Set List

  • On the Water
  • (New Song)
  • In The New Year
  • Canadian Girl
  • All Hands And the Cook
  • (New Song)
  • CJ
  • The Rat
  • Australia

The Walkmen have always had a predilection for the anthemic — for grand songs, executed with full conviction. In the band's set from NPR Music's opening-night showcase at South by Southwest 2010, the majesty was even further heightened. Frontman Hamilton Leithauser announced that the band was close to completing its new album, and led the group in several yet-unreleased songs — with the assistance of what he called "Austin's finest horn section." This on top of hits like "In The New Year" and "The Rat," themselves overflowing with energy.

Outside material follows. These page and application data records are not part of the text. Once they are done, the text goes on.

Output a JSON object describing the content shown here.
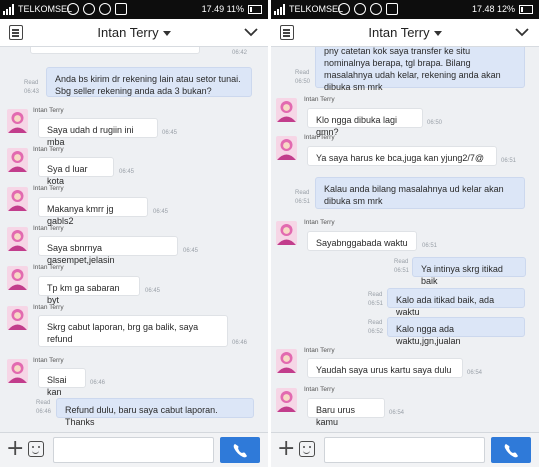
{
  "colors": {
    "accent": "#2f7ad9",
    "outgoing_bubble": "#dce6f7",
    "incoming_bubble": "#ffffff",
    "chat_bg": "#eef0f3"
  },
  "screens": [
    {
      "status": {
        "carrier": "TELKOMSEL",
        "time": "17.49 11%"
      },
      "header": {
        "title": "Intan Terry"
      },
      "messages": [
        {
          "dir": "in",
          "time": "06:42"
        },
        {
          "dir": "out",
          "text": "Anda bs kirim dr rekening lain atau setor tunai. Sbg seller rekening anda ada 3 bukan?",
          "read": "Read",
          "time": "06:43"
        },
        {
          "dir": "in",
          "sender": "Intan Terry",
          "text": "Saya udah d rugiin ini mba",
          "time": "06:45"
        },
        {
          "dir": "in",
          "sender": "Intan Terry",
          "text": "Sya d luar kota",
          "time": "06:45"
        },
        {
          "dir": "in",
          "sender": "Intan Terry",
          "text": "Makanya kmrr jg gabls2",
          "time": "06:45"
        },
        {
          "dir": "in",
          "sender": "Intan Terry",
          "text": "Saya sbnrnya gasempet,jelasin",
          "time": "06:45"
        },
        {
          "dir": "in",
          "sender": "Intan Terry",
          "text": "Tp km ga sabaran byt",
          "time": "06:45"
        },
        {
          "dir": "in",
          "sender": "Intan Terry",
          "text": "Skrg cabut laporan, brg ga balik, saya refund",
          "time": "06:46"
        },
        {
          "dir": "in",
          "sender": "Intan Terry",
          "text": "Slsai kan",
          "time": "06:46"
        },
        {
          "dir": "out",
          "text": "Refund dulu, baru saya cabut laporan. Thanks",
          "read": "Read",
          "time": "06:46"
        }
      ]
    },
    {
      "status": {
        "carrier": "TELKOMSEL",
        "time": "17.48 12%"
      },
      "header": {
        "title": "Intan Terry"
      },
      "messages": [
        {
          "dir": "out",
          "text": "pny catetan kok saya transfer ke situ nominalnya berapa, tgl brapa. Bilang masalahnya udah kelar, rekening anda akan dibuka sm mrk",
          "read": "Read",
          "time": "06:50"
        },
        {
          "dir": "in",
          "sender": "Intan Terry",
          "text": "Klo ngga dibuka lagi gmn?",
          "time": "06:50"
        },
        {
          "dir": "in",
          "sender": "Intan Terry",
          "text": "Ya saya harus ke bca,juga kan yjung2/7@",
          "time": "06:51"
        },
        {
          "dir": "out",
          "text": "Kalau anda bilang masalahnya ud kelar akan dibuka sm mrk",
          "read": "Read",
          "time": "06:51"
        },
        {
          "dir": "in",
          "sender": "Intan Terry",
          "text": "Sayabnggabada waktu",
          "time": "06:51"
        },
        {
          "dir": "out",
          "text": "Ya intinya skrg itikad baik",
          "read": "Read",
          "time": "06:51"
        },
        {
          "dir": "out",
          "text": "Kalo ada itikad baik, ada waktu",
          "read": "Read",
          "time": "06:51"
        },
        {
          "dir": "out",
          "text": "Kalo ngga ada waktu,jgn,jualan",
          "read": "Read",
          "time": "06:52"
        },
        {
          "dir": "in",
          "sender": "Intan Terry",
          "text": "Yaudah saya urus kartu saya dulu",
          "time": "06:54"
        },
        {
          "dir": "in",
          "sender": "Intan Terry",
          "text": "Baru urus kamu",
          "time": "06:54"
        }
      ]
    }
  ]
}
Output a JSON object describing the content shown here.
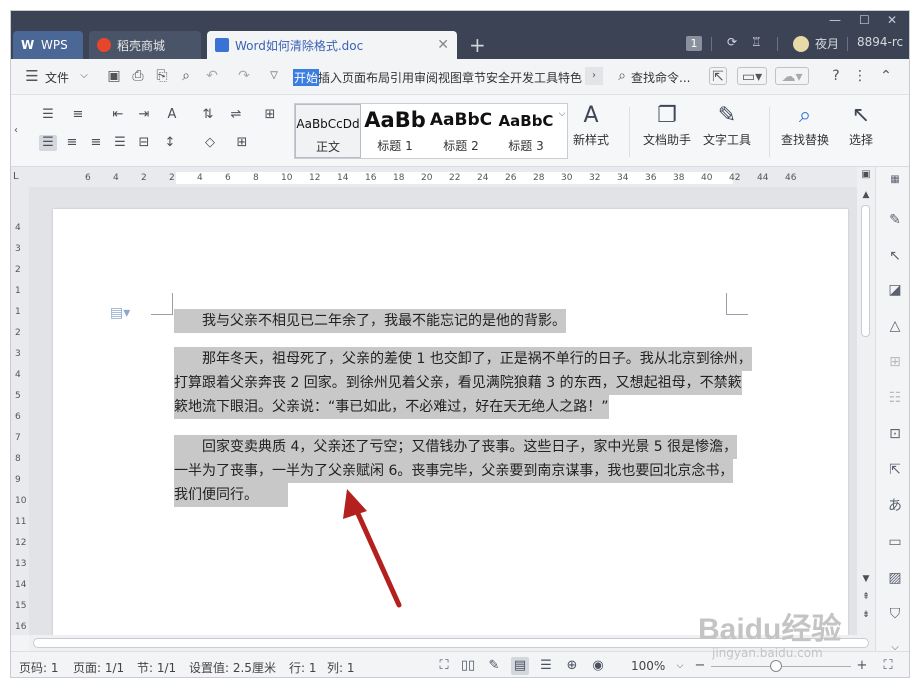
{
  "titlebar": {
    "tabs": [
      {
        "label": "WPS"
      },
      {
        "label": "稻壳商城"
      },
      {
        "label": "Word如何清除格式.doc"
      }
    ],
    "badge": "1",
    "user": "夜月",
    "account": "8894-rc"
  },
  "menubar": {
    "file_label": "文件",
    "tabs": [
      "开始",
      "插入",
      "页面布局",
      "引用",
      "审阅",
      "视图",
      "章节",
      "安全",
      "开发工具",
      "特色"
    ],
    "search_label": "查找命令..."
  },
  "ribbon": {
    "styles": [
      {
        "sample": "AaBbCcDd",
        "name": "正文"
      },
      {
        "sample": "AaBb",
        "name": "标题 1"
      },
      {
        "sample": "AaBbC",
        "name": "标题 2"
      },
      {
        "sample": "AaBbC",
        "name": "标题 3"
      }
    ],
    "new_style": "新样式",
    "doc_helper": "文档助手",
    "text_tools": "文字工具",
    "find_replace": "查找替换",
    "select": "选择"
  },
  "ruler": {
    "h_ticks": [
      "6",
      "4",
      "2",
      "2",
      "4",
      "6",
      "8",
      "10",
      "12",
      "14",
      "16",
      "18",
      "20",
      "22",
      "24",
      "26",
      "28",
      "30",
      "32",
      "34",
      "36",
      "38",
      "40",
      "42",
      "44",
      "46"
    ],
    "v_ticks": [
      "4",
      "3",
      "2",
      "1",
      "1",
      "2",
      "3",
      "4",
      "5",
      "6",
      "7",
      "8",
      "9",
      "10",
      "11",
      "12",
      "13",
      "14",
      "15",
      "16"
    ]
  },
  "document": {
    "p1": [
      "我与父亲不相见已二年余了，我最不能忘记的是他的背影。"
    ],
    "p2": [
      "那年冬天，祖母死了，父亲的差使 1 也交卸了，正是祸不单行的日子。我从北京到徐州，",
      "打算跟着父亲奔丧 2 回家。到徐州见着父亲，看见满院狼藉 3 的东西，又想起祖母，不禁簌",
      "簌地流下眼泪。父亲说：“事已如此，不必难过，好在天无绝人之路！”"
    ],
    "p3": [
      "回家变卖典质 4，父亲还了亏空；又借钱办了丧事。这些日子，家中光景 5 很是惨澹，",
      "一半为了丧事，一半为了父亲赋闲 6。丧事完毕，父亲要到南京谋事，我也要回北京念书，",
      "我们便同行。"
    ]
  },
  "statusbar": {
    "page_num": "页码: 1",
    "pages": "页面: 1/1",
    "section": "节: 1/1",
    "setting": "设置值: 2.5厘米",
    "row": "行: 1",
    "col": "列: 1",
    "zoom": "100%"
  },
  "watermark": {
    "brand": "Baidu经验",
    "site": "jingyan.baidu.com"
  },
  "colors": {
    "accent": "#3b7de0",
    "titlebar": "#3b4355",
    "arrow": "#b3201d",
    "selection": "#c8c8c8"
  }
}
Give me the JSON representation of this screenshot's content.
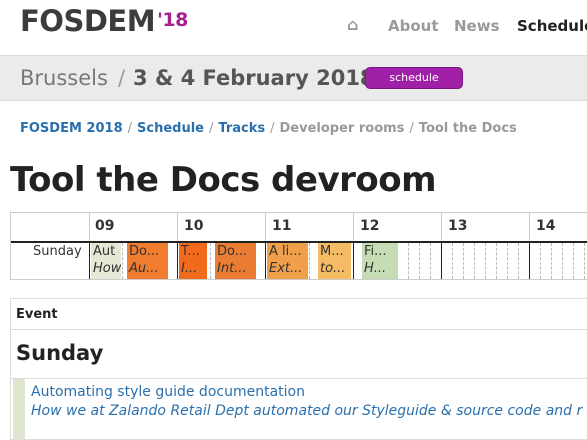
{
  "header": {
    "logo_text": "FOSDEM",
    "logo_year": "'18",
    "nav": {
      "home_icon": "home-icon",
      "about": "About",
      "news": "News",
      "schedule": "Schedule"
    }
  },
  "datebar": {
    "city": "Brussels",
    "separator": "/",
    "dates": "3 & 4 February 2018",
    "button": "schedule"
  },
  "breadcrumb": {
    "items": [
      "FOSDEM 2018",
      "Schedule",
      "Tracks",
      "Developer rooms",
      "Tool the Docs"
    ],
    "separator": "/"
  },
  "page_title": "Tool the Docs devroom",
  "timeline": {
    "hours": [
      "09",
      "10",
      "11",
      "12",
      "13",
      "14"
    ],
    "day": "Sunday",
    "events": [
      {
        "title": "Automating style guide documentation",
        "subtitle": "How we at Zalando Retail Dept automated our Styleguide",
        "short_title": "Aut",
        "short_sub": "How",
        "color": "#e6e8d6"
      },
      {
        "title": "Do",
        "subtitle": "Au",
        "short_title": "Do...",
        "short_sub": "Au...",
        "color": "#f07c30"
      },
      {
        "title": "T",
        "subtitle": "I",
        "short_title": "T...",
        "short_sub": "I...",
        "color": "#f26a1b"
      },
      {
        "title": "Do",
        "subtitle": "Int",
        "short_title": "Do...",
        "short_sub": "Int...",
        "color": "#ea7c34"
      },
      {
        "title": "A li",
        "subtitle": "Ext",
        "short_title": "A li...",
        "short_sub": "Ext...",
        "color": "#f0a04a"
      },
      {
        "title": "M",
        "subtitle": "to",
        "short_title": "M...",
        "short_sub": "to...",
        "color": "#f5bb65"
      },
      {
        "title": "Fi",
        "subtitle": "H",
        "short_title": "Fi...",
        "short_sub": "H...",
        "color": "#c5dcb4"
      }
    ]
  },
  "event_table": {
    "header": "Event",
    "day": "Sunday",
    "first_event_title": "Automating style guide documentation",
    "first_event_subtitle": "How we at Zalando Retail Dept automated our Styleguide & source code and r"
  }
}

The Walkmen first caught the world's attention in 2004, with the release of "The Rat," a single from the band's sophomore album, Bows + Arrows. With the song's galloping drums, stabbing guitars and urgent vocals, listeners could be forgiven for assuming that this was just another group riding the wave of post-punk/garage bands that exploded from New York in the early 2000s. But The Walkmen's members have always walked a different path from that of their peers, and "The Rat" — although a fantastic song — was not fully representative of their sound. Swathed in ghostly reverb, their songs sound detached and lonely, full of skeletal guitars, cavernous drums and Leithauser's singular howl.

Formed by members of two defunct Washington, D.C., bands (Jonathan Fire*Eater and The Recoys), The Walkmen soon relocated to New York, where they built their own practice space/recording studio, Marcata Recordings. When faced with the closure of the Harlem studio, The Walkmen decided to re-record — down to almost every note — Harry Nilsson's John Lennon-produced 1974 album, Pussycats, as a farewell of sorts. The album's 2006 release was met with mild puzzlement from fans and the media, but the band returned with a proper full-length, You & Me, in the summer of 2008. You & Me has been widely hailed as a return to form and one of the band's best releases yet.

After some extended touring, The Walkmen's members spent more than a year writing and recording their forthcoming sixth album, which fleshes out the band's sound with a full-blown horn section. The Walkmen showcased new and old material at Stubb's Bar-B-Q on March 17.